* _The task_
Set down each entry again exactly as written.

[Records from a data collection]
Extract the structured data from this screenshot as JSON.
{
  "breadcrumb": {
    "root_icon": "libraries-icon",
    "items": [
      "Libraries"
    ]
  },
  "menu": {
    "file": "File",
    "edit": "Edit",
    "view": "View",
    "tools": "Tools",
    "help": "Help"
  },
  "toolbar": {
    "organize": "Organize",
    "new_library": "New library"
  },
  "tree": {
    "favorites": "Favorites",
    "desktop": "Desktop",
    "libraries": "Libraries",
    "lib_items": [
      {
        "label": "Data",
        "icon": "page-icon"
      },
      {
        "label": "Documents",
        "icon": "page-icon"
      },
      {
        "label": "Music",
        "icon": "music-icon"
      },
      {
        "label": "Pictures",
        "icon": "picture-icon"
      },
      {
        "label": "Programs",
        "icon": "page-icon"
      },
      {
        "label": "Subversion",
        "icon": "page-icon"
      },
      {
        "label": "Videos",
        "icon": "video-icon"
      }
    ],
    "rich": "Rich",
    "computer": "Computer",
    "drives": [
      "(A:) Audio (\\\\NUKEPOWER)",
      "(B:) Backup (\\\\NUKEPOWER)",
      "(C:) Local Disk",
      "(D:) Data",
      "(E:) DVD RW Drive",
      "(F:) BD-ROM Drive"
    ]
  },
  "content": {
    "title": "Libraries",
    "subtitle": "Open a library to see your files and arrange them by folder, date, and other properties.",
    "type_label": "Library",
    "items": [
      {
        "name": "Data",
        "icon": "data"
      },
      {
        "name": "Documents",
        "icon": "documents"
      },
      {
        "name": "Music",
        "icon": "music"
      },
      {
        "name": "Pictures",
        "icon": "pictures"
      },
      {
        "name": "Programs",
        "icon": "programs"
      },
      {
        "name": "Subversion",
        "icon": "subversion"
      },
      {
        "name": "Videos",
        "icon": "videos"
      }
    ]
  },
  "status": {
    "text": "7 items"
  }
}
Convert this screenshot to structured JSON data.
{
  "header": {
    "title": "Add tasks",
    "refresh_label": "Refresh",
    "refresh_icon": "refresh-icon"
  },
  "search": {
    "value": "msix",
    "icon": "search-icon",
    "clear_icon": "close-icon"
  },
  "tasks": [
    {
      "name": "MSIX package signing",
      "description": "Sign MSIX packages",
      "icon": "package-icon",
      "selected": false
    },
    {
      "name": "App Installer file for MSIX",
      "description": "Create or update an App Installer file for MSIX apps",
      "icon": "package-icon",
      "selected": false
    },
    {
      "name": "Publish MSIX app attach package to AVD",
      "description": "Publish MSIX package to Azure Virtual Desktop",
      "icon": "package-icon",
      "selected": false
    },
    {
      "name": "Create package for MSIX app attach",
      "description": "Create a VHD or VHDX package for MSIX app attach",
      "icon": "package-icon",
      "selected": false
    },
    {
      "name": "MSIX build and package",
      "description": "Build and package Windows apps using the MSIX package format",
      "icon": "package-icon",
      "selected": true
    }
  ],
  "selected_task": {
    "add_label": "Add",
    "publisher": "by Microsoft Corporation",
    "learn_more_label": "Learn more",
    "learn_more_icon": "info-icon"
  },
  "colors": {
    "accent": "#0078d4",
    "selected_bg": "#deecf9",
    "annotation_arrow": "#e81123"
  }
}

* _Result for this exercise_
Extract the structured data from this screenshot as JSON.
{
  "breadcrumb": {
    "root_icon": "libraries-icon",
    "items": [
      "Libraries"
    ]
  },
  "menu": {
    "file": "File",
    "edit": "Edit",
    "view": "View",
    "tools": "Tools",
    "help": "Help"
  },
  "toolbar": {
    "organize": "Organize",
    "new_library": "New library"
  },
  "tree": {
    "favorites": "Favorites",
    "desktop": "Desktop",
    "libraries": "Libraries",
    "lib_items": [
      {
        "label": "Data",
        "icon": "page-icon"
      },
      {
        "label": "Documents",
        "icon": "page-icon"
      },
      {
        "label": "Music",
        "icon": "music-icon"
      },
      {
        "label": "Pictures",
        "icon": "picture-icon"
      },
      {
        "label": "Programs",
        "icon": "page-icon"
      },
      {
        "label": "Subversion",
        "icon": "page-icon"
      },
      {
        "label": "Videos",
        "icon": "video-icon"
      }
    ],
    "rich": "Rich",
    "computer": "Computer",
    "drives": [
      "(A:) Audio (\\\\NUKEPOWER)",
      "(B:) Backup (\\\\NUKEPOWER)",
      "(C:) Local Disk",
      "(D:) Data",
      "(E:) DVD RW Drive",
      "(F:) BD-ROM Drive"
    ]
  },
  "content": {
    "title": "Libraries",
    "subtitle": "Open a library to see your files and arrange them by folder, date, and other properties.",
    "type_label": "Library",
    "items": [
      {
        "name": "Data",
        "icon": "data"
      },
      {
        "name": "Documents",
        "icon": "documents"
      },
      {
        "name": "Music",
        "icon": "music"
      },
      {
        "name": "Pictures",
        "icon": "pictures"
      },
      {
        "name": "Programs",
        "icon": "programs"
      },
      {
        "name": "Subversion",
        "icon": "subversion"
      },
      {
        "name": "Videos",
        "icon": "videos"
      }
    ]
  },
  "status": {
    "text": "7 items"
  }
}
Convert this screenshot to structured JSON data.
{
  "header": {
    "title": "Add tasks",
    "refresh_label": "Refresh",
    "refresh_icon": "refresh-icon"
  },
  "search": {
    "value": "msix",
    "icon": "search-icon",
    "clear_icon": "close-icon"
  },
  "tasks": [
    {
      "name": "MSIX package signing",
      "description": "Sign MSIX packages",
      "icon": "package-icon",
      "selected": false
    },
    {
      "name": "App Installer file for MSIX",
      "description": "Create or update an App Installer file for MSIX apps",
      "icon": "package-icon",
      "selected": false
    },
    {
      "name": "Publish MSIX app attach package to AVD",
      "description": "Publish MSIX package to Azure Virtual Desktop",
      "icon": "package-icon",
      "selected": false
    },
    {
      "name": "Create package for MSIX app attach",
      "description": "Create a VHD or VHDX package for MSIX app attach",
      "icon": "package-icon",
      "selected": false
    },
    {
      "name": "MSIX build and package",
      "description": "Build and package Windows apps using the MSIX package format",
      "icon": "package-icon",
      "selected": true
    }
  ],
  "selected_task": {
    "add_label": "Add",
    "publisher": "by Microsoft Corporation",
    "learn_more_label": "Learn more",
    "learn_more_icon": "info-icon"
  },
  "colors": {
    "accent": "#0078d4",
    "selected_bg": "#deecf9",
    "annotation_arrow": "#e81123"
  }
}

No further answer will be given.